The concert of the opera section has traditionally been one of the highlights of Crescendo Festival. This year, voice students performed a 90-minute rendition of Henry Purcell’s “The Fairy Queen”, as well as several opera scenes. The opera was accompanied by our faculty chamber group, which was led by Erika Dallos, director of the opera section. Krisztina Tarjányi was the director of the show. The Gala Concert of the following day was another opportunity to shine for several of our voice students. Sharing the spotlight with them were excellent young pianists, string players, clarinet virtuosos, and the brass ensemble. As a closing movement of Crescendo Summer Institute and Festival, the institute’s symphonic orchestra performed Antonín Dvořák’s Symphony No. 9 in E minor (“From the New World”, Op. 95, B. 178), conducted by Delta David Gier.
Week 2 of Crescendo included a number of lectures about different fields, all drawing large audiences. Dutch musicologist Marcel Zwitser gave a presentation on Rachmaninoff, while Bálint Karosi held an interactive workshop about the piano and harpsichord pieces of Johann Sebastian Bach.

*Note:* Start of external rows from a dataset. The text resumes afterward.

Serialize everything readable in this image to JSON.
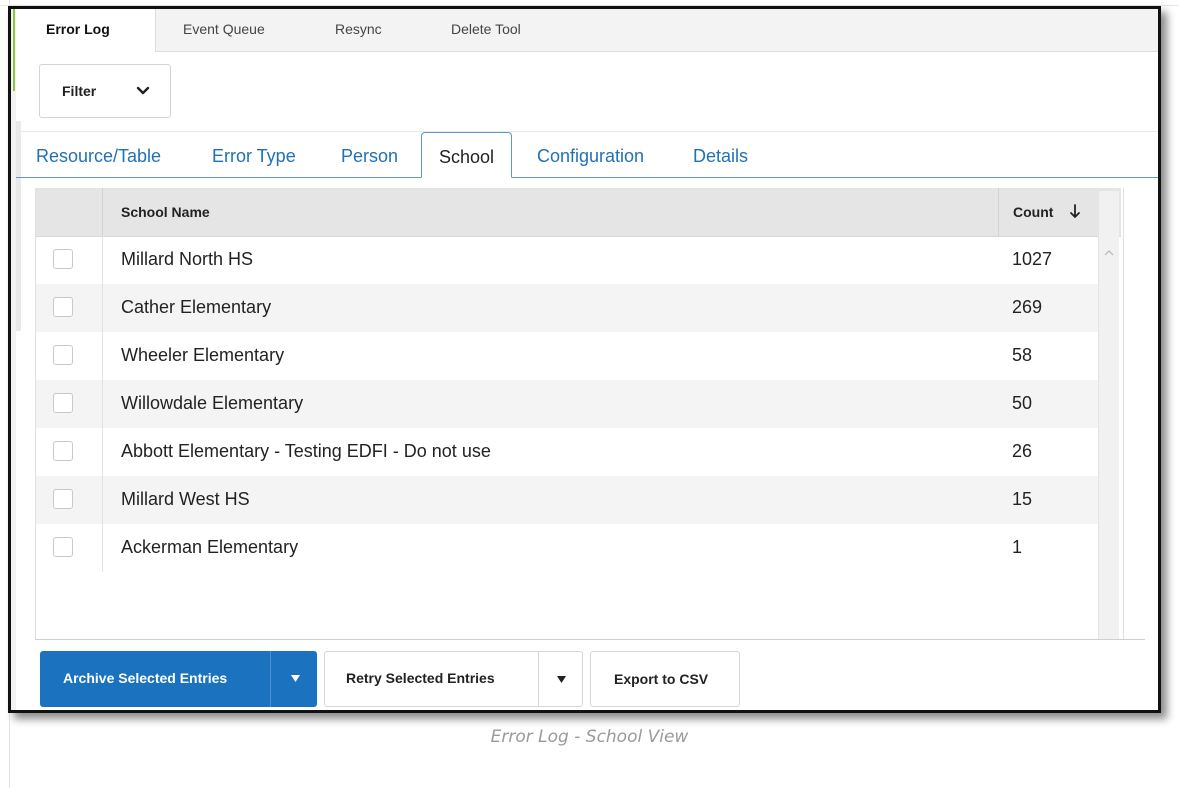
{
  "top_tabs": [
    {
      "label": "Error Log",
      "active": true
    },
    {
      "label": "Event Queue",
      "active": false
    },
    {
      "label": "Resync",
      "active": false
    },
    {
      "label": "Delete Tool",
      "active": false
    }
  ],
  "filter": {
    "label": "Filter",
    "icon": "chevron-down-icon"
  },
  "sub_tabs": [
    {
      "label": "Resource/Table",
      "active": false
    },
    {
      "label": "Error Type",
      "active": false
    },
    {
      "label": "Person",
      "active": false
    },
    {
      "label": "School",
      "active": true
    },
    {
      "label": "Configuration",
      "active": false
    },
    {
      "label": "Details",
      "active": false
    }
  ],
  "grid": {
    "columns": {
      "name": "School Name",
      "count": "Count",
      "sort_icon": "sort-descending-icon"
    },
    "rows": [
      {
        "name": "Millard North HS",
        "count": "1027"
      },
      {
        "name": "Cather Elementary",
        "count": "269"
      },
      {
        "name": "Wheeler Elementary",
        "count": "58"
      },
      {
        "name": "Willowdale Elementary",
        "count": "50"
      },
      {
        "name": "Abbott Elementary - Testing EDFI - Do not use",
        "count": "26"
      },
      {
        "name": "Millard West HS",
        "count": "15"
      },
      {
        "name": "Ackerman Elementary",
        "count": "1"
      }
    ]
  },
  "actions": {
    "archive": "Archive Selected Entries",
    "retry": "Retry Selected Entries",
    "export": "Export to CSV"
  },
  "caption": "Error Log - School View",
  "colors": {
    "accent": "#1b73c0",
    "tab_link": "#1f71b8",
    "frame": "#111111"
  }
}
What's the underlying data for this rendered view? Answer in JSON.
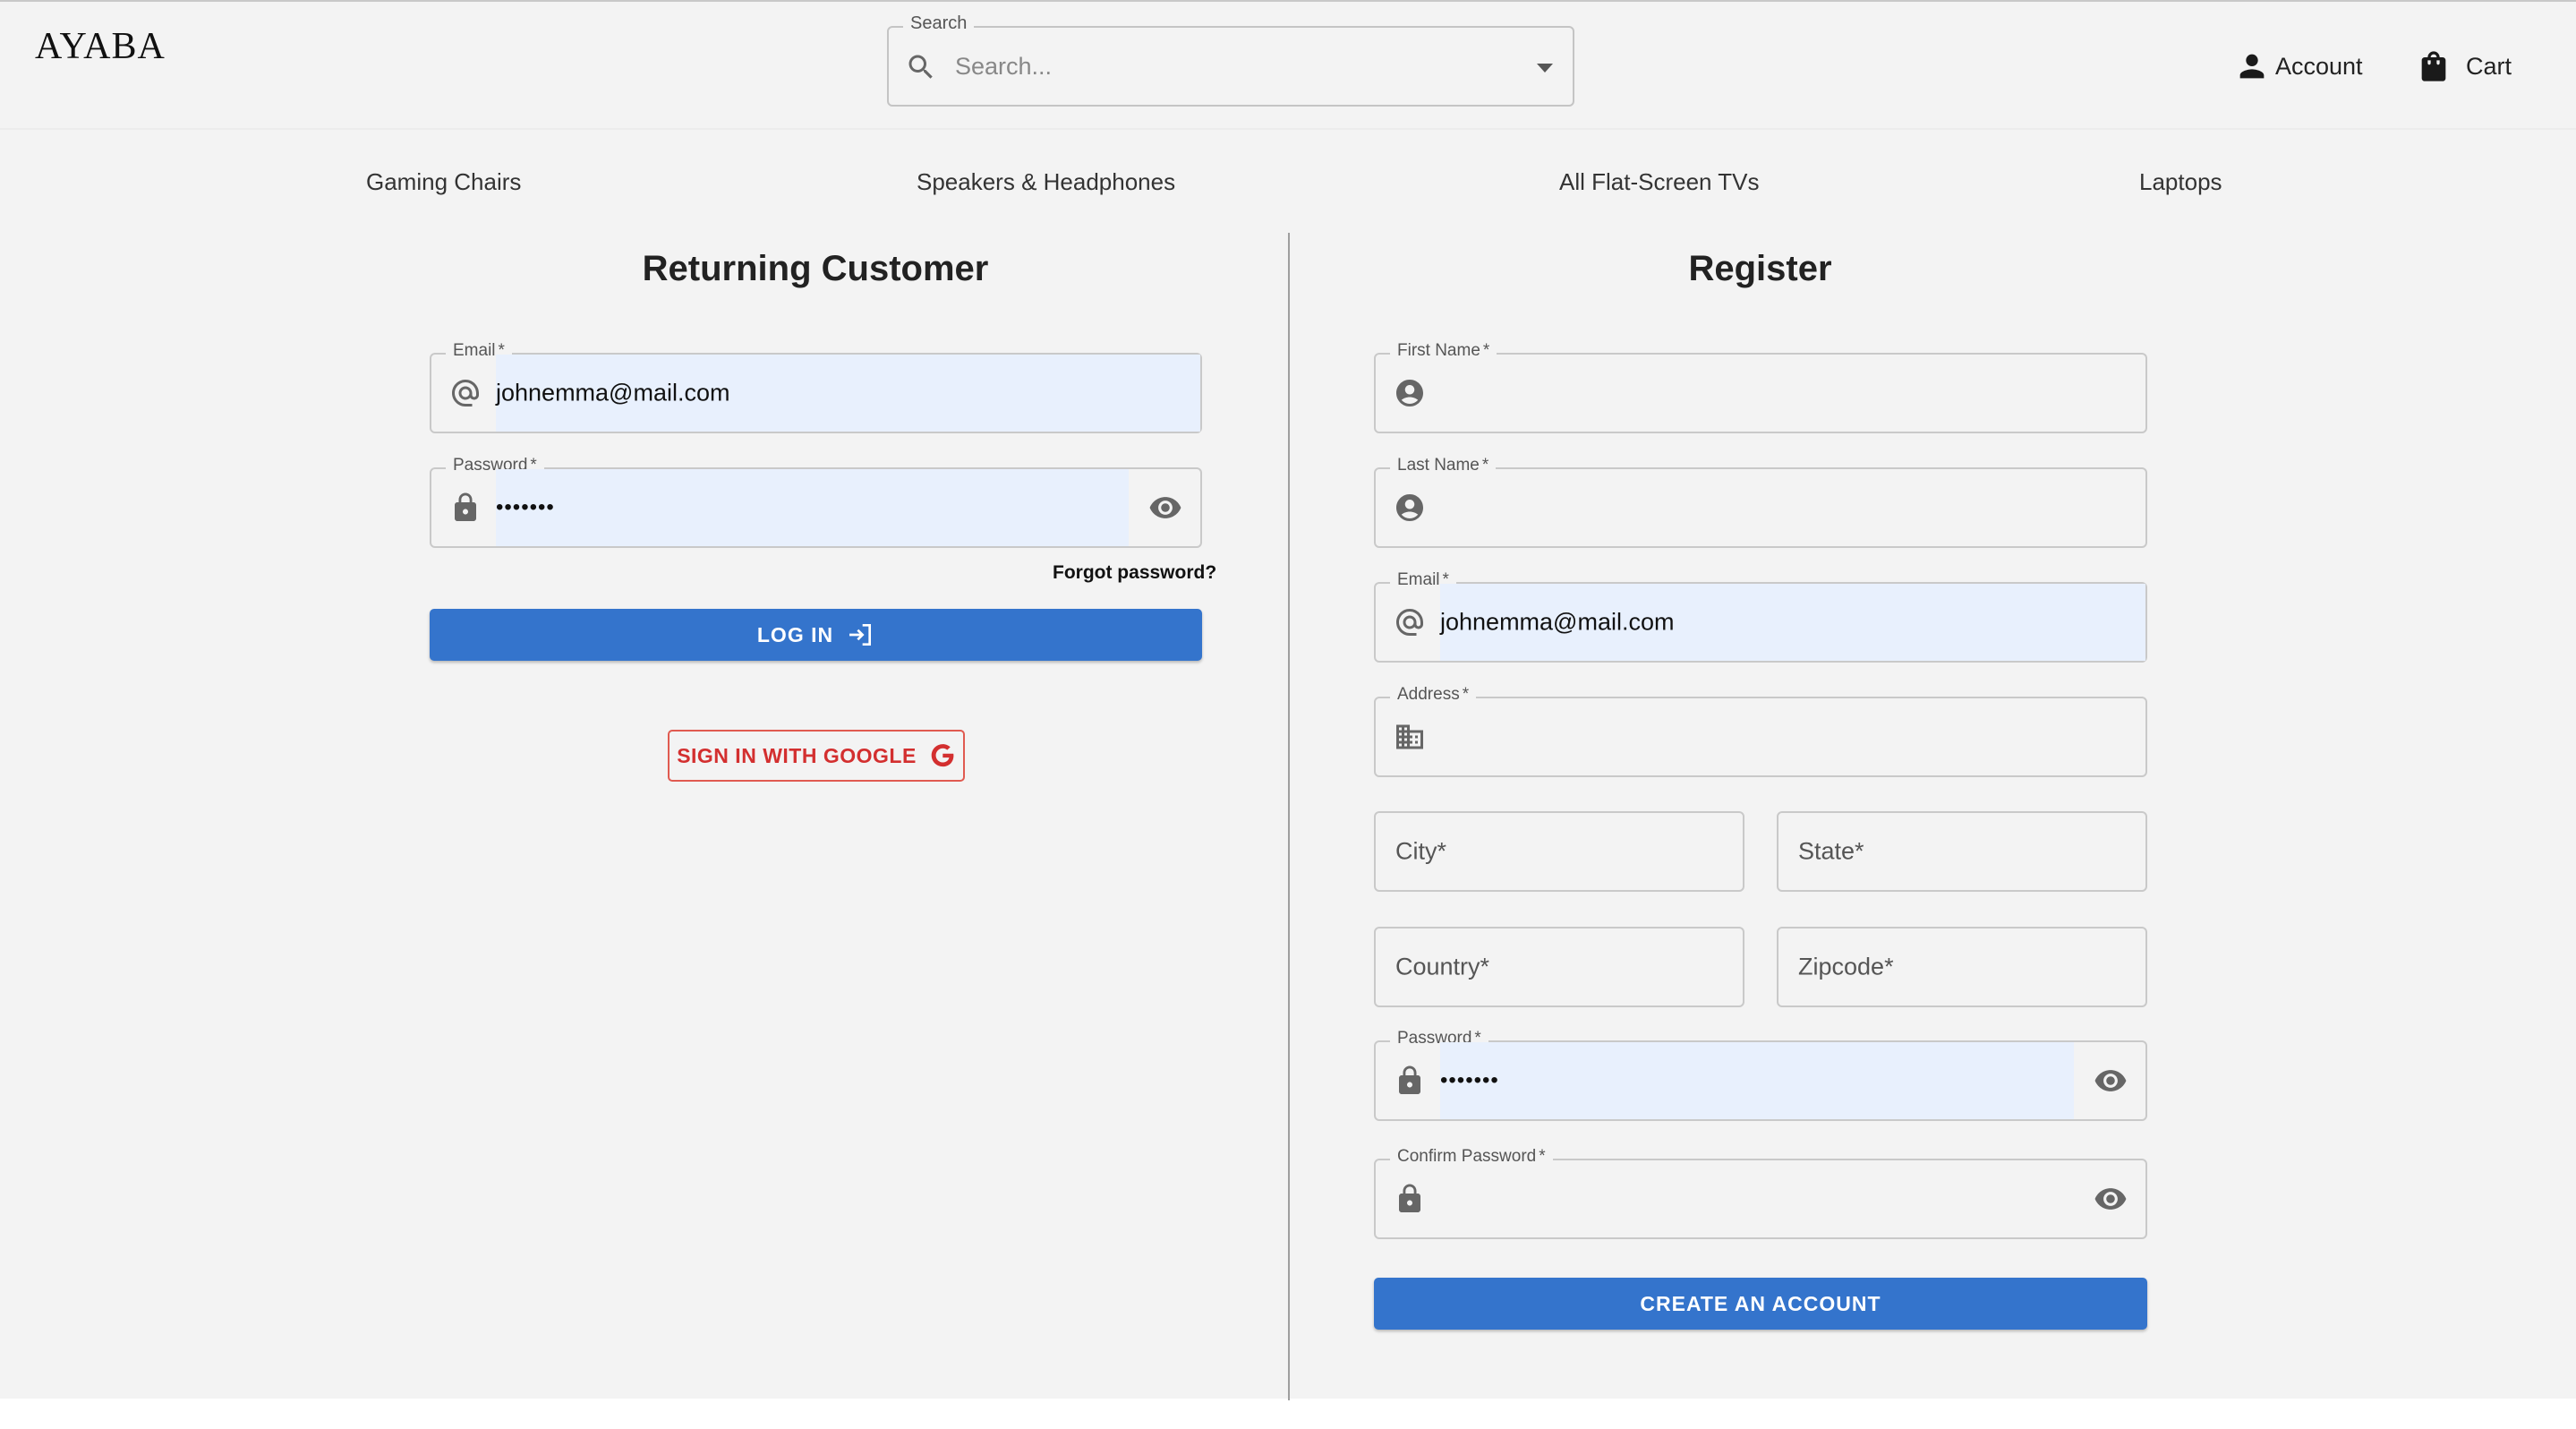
{
  "header": {
    "logo": "AYABA",
    "search": {
      "legend": "Search",
      "placeholder": "Search..."
    },
    "account_label": "Account",
    "cart_label": "Cart"
  },
  "nav": {
    "items": [
      {
        "label": "Gaming Chairs"
      },
      {
        "label": "Speakers & Headphones"
      },
      {
        "label": "All Flat-Screen TVs"
      },
      {
        "label": "Laptops"
      }
    ]
  },
  "login": {
    "title": "Returning Customer",
    "email_label": "Email",
    "email_value": "johnemma@mail.com",
    "password_label": "Password",
    "password_value": "•••••••",
    "forgot_label": "Forgot password?",
    "login_button": "LOG IN",
    "google_button": "SIGN IN WITH GOOGLE"
  },
  "register": {
    "title": "Register",
    "first_name_label": "First Name",
    "last_name_label": "Last Name",
    "email_label": "Email",
    "email_value": "johnemma@mail.com",
    "address_label": "Address",
    "city_label": "City",
    "state_label": "State",
    "country_label": "Country",
    "zipcode_label": "Zipcode",
    "password_label": "Password",
    "password_value": "•••••••",
    "confirm_password_label": "Confirm Password",
    "create_button": "CREATE AN ACCOUNT"
  },
  "common": {
    "required_mark": "*"
  },
  "colors": {
    "primary": "#3474cc",
    "google_red": "#d32f2f",
    "autofill_bg": "#e8f0fd",
    "page_bg": "#f3f3f3"
  }
}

Sara Ascenzo, Portuguese pianist and researcher at the Royal College of Music in London, talked about “The Power of Music” as well as its psychological effects. Her workshops during the day covered “Efficient Practice Strategies” and “Developing Performance Memory”. Game night was a new addition to Crescendo social activities, and it was a success, bringing together diverse teams from across the institute. The themes of the morning Tune In sessions were, “Creativity and Hard Work”, “Creativity and Careers”, “Creativity and the Holy Spirit”, “Creativity and Performing Art”, “3D Relationships”, and “Creativity as a Process”.
The second night of Candlelit Worship was organized midweek, whereas on Sunday, Crescendo artists played music in church services across town. Európa Radio was broadcasting from the Reformed church. The Gala Party concluded the week, followed by everyone’s return journeys, filled with with memories of friendships old and new, as well as hopes of another memorable Crescendo Summer Institute and Festival in 2017.